Which is more effective in improving life for women: economic development or specific programs aimed at increasing equality?
While the developed world discusses the glass ceiling, the end of men and whether women can really ever have it all, activists in developing countries tend to focus on more basic issues like combating violence against women and providing equal access to vaccines, basic healthcare, and primary education.
"Today, it is estimated that 6 million women are missing every year (World Development Report, 2012)," writes MIT's Esther Duflo, one of the world's foremost development economists and a John Bates Clark medalist, in a new comprehensive literature review on the relationship between poverty and gender inequality across the developing world, published in last week's Journal of Economic Literature. Sex-selective abortion, infanticide, unequal treatment in childhood, and the risks of childbirth all play a role in the missing women phenomenon.

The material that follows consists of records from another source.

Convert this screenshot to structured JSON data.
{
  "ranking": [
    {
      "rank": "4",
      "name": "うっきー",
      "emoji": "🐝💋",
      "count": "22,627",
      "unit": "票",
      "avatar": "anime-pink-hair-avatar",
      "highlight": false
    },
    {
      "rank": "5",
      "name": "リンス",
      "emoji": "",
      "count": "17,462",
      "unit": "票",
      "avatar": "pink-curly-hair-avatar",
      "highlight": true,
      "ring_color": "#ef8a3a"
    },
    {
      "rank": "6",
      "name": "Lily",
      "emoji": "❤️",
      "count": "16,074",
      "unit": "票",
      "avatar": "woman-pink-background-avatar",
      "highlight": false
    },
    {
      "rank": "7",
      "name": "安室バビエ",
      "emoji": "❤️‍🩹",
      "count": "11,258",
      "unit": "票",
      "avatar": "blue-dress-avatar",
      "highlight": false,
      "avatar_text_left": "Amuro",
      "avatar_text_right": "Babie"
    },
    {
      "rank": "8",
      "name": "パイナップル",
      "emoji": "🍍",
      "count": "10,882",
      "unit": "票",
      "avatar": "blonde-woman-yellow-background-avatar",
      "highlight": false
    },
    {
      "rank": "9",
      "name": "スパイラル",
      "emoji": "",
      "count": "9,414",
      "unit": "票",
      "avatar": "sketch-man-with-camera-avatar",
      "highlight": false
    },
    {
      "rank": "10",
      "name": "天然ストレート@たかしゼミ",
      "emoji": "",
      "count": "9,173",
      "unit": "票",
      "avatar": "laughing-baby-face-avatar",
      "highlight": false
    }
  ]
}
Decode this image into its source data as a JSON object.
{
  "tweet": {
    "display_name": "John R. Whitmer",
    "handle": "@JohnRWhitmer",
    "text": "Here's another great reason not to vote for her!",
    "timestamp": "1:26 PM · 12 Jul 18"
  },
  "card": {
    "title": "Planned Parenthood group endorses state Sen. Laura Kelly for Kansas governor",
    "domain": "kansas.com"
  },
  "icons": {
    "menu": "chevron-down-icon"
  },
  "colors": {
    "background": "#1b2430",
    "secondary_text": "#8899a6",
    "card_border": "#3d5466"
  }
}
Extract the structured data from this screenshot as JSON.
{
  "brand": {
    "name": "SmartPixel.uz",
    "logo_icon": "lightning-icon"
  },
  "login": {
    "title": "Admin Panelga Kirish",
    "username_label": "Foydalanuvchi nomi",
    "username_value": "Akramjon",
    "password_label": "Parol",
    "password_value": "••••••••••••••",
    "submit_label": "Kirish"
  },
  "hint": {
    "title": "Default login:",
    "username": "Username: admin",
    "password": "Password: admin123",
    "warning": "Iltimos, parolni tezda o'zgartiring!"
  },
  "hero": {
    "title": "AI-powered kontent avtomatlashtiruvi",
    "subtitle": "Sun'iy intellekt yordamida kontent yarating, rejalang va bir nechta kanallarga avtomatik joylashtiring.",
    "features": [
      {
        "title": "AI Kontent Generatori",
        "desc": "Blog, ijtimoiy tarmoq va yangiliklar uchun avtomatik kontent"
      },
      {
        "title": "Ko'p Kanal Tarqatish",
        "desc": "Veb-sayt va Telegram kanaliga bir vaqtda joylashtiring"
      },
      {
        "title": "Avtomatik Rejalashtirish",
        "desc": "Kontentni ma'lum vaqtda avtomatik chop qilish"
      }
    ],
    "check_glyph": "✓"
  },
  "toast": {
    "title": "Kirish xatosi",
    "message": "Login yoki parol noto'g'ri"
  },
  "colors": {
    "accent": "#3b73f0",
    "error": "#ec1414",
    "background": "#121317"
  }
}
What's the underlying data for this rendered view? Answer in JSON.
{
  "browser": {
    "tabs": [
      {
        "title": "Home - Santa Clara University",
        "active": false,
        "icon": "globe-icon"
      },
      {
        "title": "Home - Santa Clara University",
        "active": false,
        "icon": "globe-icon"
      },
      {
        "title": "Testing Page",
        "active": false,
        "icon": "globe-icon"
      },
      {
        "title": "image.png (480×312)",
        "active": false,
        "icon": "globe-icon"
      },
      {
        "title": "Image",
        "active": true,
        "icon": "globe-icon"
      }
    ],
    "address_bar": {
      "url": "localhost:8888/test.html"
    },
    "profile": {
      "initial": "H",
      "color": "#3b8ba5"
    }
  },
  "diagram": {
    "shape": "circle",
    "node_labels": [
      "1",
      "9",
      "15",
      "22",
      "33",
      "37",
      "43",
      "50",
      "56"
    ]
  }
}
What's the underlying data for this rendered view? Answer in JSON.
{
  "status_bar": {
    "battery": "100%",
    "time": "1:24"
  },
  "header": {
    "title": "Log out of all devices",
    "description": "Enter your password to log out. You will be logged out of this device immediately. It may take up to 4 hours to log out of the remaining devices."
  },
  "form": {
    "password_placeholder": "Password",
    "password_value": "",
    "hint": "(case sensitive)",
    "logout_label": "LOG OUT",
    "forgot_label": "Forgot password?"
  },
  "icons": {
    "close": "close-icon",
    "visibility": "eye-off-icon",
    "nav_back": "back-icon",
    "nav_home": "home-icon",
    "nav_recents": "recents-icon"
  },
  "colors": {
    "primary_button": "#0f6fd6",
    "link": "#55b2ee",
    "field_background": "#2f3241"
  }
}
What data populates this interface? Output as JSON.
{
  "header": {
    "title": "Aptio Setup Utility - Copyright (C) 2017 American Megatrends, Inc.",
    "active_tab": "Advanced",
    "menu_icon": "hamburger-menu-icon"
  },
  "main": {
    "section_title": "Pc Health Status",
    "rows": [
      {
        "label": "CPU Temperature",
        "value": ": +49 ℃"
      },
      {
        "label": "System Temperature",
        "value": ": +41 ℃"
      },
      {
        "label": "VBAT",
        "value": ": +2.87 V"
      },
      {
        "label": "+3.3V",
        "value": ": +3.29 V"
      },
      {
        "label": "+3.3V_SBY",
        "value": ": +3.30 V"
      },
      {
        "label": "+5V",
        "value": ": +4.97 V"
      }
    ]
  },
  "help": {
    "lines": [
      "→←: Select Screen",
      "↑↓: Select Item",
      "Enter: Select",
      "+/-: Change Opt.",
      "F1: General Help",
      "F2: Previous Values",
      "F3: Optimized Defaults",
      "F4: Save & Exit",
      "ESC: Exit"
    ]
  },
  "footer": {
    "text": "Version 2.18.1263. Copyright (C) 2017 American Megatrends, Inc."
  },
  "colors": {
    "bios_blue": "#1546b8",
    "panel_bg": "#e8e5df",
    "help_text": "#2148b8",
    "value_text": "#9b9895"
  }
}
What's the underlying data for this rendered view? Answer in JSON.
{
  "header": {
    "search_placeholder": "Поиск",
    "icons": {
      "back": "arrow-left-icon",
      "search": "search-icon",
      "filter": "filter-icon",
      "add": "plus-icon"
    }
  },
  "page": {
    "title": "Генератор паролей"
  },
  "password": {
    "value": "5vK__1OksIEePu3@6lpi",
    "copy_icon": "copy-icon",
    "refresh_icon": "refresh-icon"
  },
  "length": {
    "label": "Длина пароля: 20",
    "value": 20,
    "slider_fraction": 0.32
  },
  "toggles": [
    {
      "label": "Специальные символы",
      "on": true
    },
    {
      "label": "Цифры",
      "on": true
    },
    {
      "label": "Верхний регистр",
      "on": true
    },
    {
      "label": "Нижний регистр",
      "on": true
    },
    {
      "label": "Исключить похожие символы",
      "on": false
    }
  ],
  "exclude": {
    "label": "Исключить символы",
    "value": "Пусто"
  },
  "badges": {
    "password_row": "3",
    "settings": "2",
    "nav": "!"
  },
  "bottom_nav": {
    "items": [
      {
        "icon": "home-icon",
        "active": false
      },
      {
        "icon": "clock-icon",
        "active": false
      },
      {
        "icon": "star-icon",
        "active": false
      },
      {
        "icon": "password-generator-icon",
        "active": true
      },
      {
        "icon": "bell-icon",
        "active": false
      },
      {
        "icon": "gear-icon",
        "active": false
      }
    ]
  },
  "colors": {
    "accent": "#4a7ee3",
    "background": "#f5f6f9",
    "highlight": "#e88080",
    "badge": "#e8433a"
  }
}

Duflo's paper is concerned primarily with the best way to fix this problem. Will economic development, with its attendant rising incomes and resources, eventually lead to gender equality on its own, even without targeted efforts at improving conditions for women? Or is gender equality a prerequisite to achieving development goals, as Kofi Annan and others have argued? And in this age of diminishing foreign aid budgets, can organizations focus their meager resources on just one of these two channels?
There's lots of evidence that gender inequality declines as economic development occurs and incomes rise. Prior to development, poverty-stricken families respond to income shocks by re-allocating resources to sons. "In India, the excessive mortality rate of girls, relative to boys, spikes during droughts," writes Duflo, in reference to a 1999 paper by Elaina Rose. "When they cannot afford to feed everyone, families disproportionately sacrifice the welfare of girls." On the other hand, Rose found that wealthier families with assets—land they can sell during particularly rough times—don't show the same gender disparities.
Economic development in a community not only brings more doctors and health facilities, but also increases families' abilities to weather the kinds of crises that disproportionately harm girls. In Duflo's words: "[B]y reducing the vulnerability of poor households to risk, economic development, even without specifically targeting women, disproportionately improves their well-being."
Development is also often accompanied by decreased maternal mortality and increased labor market opportunities for women, both of which may encourage parents to invest more in their young daughters. In other words, parents who think their daughters have a better chance of surviving the perilous childbearing years, or of one day getting a high-earning job outside the home, might make very different decisions about feeding and educating those daughters. A 2009 evaluation of a policy initiative in Sri Lanka found that a reduction in maternal mortality led to increases in female life expectancy, literacy and years of education.
But is it enough? "Is there a reason to design policies specifically targeted towards improving the condition of women?" asks Duflo. "Or is it sufficient for improving women's condition to fight poverty and to create the conditions for economic growth in poor countries?"
Duflo doesn't think development alone will be enough—gender gaps in wages and political participation persist in even the world's most developed countries, and researchers have found evidence of sex-selective abortion in countries like China, South Korea, India and Taiwan—and among certain ethnic groups in the U.S.